Friend or foe? Mogamulizumab in allogeneic hematopoietic stem cell transplantation for adult T-cell leukemia/lymphoma

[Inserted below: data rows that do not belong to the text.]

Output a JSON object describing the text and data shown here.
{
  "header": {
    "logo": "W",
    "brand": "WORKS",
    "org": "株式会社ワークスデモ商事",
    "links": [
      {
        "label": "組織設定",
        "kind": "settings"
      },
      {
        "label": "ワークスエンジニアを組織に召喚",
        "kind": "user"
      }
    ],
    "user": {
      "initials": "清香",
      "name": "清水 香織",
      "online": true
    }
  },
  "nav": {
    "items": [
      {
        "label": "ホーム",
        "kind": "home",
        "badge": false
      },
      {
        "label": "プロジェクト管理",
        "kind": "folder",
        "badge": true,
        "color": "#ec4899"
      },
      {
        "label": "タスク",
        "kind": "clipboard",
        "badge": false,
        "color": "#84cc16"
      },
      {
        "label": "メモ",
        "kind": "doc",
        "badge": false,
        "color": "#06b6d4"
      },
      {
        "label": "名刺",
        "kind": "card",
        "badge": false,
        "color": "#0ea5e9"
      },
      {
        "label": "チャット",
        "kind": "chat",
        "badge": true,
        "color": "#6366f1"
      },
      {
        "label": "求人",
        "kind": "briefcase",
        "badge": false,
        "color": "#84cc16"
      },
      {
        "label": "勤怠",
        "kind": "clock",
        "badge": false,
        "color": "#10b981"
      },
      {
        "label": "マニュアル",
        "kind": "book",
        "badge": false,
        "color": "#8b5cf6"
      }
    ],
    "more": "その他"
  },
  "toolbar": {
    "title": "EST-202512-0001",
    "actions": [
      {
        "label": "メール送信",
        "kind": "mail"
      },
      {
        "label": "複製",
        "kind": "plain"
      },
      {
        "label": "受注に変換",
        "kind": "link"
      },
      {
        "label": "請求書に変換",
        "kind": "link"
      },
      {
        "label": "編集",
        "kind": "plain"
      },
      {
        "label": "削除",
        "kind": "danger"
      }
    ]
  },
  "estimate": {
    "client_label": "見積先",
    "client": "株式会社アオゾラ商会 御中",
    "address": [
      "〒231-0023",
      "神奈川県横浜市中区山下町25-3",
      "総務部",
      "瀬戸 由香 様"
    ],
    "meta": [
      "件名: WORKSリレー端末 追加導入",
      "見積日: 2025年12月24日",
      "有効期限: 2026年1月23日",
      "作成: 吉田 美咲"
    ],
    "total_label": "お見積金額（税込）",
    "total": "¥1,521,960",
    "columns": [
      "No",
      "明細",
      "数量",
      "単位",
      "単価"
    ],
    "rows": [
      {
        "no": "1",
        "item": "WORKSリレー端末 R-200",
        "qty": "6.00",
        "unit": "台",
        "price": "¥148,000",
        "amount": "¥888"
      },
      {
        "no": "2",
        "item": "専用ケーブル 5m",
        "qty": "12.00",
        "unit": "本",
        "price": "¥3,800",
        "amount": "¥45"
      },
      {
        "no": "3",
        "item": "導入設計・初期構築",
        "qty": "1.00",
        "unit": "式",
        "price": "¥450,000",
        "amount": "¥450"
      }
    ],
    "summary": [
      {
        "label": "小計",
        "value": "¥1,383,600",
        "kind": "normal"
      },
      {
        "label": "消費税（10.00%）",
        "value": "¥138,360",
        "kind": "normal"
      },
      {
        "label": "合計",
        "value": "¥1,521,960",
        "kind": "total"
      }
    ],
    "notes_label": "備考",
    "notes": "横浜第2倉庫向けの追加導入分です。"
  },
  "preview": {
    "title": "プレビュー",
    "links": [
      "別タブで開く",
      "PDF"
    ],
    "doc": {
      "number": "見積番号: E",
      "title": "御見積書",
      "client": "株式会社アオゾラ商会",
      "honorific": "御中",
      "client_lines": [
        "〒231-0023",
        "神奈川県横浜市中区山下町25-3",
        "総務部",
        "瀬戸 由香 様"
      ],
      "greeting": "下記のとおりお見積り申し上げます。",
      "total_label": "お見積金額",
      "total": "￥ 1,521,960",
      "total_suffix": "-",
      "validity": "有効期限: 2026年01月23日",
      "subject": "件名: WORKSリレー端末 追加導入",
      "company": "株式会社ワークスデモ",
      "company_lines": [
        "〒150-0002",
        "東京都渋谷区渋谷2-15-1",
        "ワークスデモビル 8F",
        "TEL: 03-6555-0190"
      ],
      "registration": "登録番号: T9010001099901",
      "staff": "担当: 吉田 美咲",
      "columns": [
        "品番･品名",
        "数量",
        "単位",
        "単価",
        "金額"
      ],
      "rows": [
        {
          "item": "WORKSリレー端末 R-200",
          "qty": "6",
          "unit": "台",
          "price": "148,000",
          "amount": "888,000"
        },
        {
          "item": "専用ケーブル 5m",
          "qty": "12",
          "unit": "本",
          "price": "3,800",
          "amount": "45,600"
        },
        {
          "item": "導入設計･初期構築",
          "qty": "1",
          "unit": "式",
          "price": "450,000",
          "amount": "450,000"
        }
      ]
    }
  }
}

Adult T-cell leukemia/lymphoma (ATL/ATLL) is a peripheral T-cell neoplasm associated with human T-lymphotropic virus type-1 (HTLV-1). Even the currently most intensive chemotherapy regimen modified LSG15 (mLSG15, VCAP-AMP-VECP) results in a dismal clinical outcome, with a median overall survival of only around 1 year. Although allogeneic hematopoietic stem cell transplantation (allo-HSCT) may lead to long-term remission in a proportion of patients with aggressive ATL, the clinical outcome in patients with refractory or relapsed ATL is unsatisfactory. The anti-CCR4 antibody mogamulizumab (moga) has been recently approved for ATL in Japan, and it is effective in a significant proportion of patients with refractory or relapsed ATL. However, there are major concerns about the harmful influences of pretransplant moga on the immune reconstitution after allo-HSCT. Specifically, moga depletes regulatory T cells (Tregs) for at least a few months, which may increase the risk of graft-versus-host disease (GVHD) after allo-HSCT. A recent retrospective study from Japan clearly showed that pretransplant moga increased the risk of severe and steroid-refractory GVHD, which led to increases in non-relapse mortality and overall mortality. To improve the overall clinical outcome in patients with relapsed or refractory ATL, more studies are needed to incorporate moga without increasing adverse effects on the clinical outcome after allo-HSCT. In this review, we aim to provide an updated summary of the research related to moga and allo-HSCT.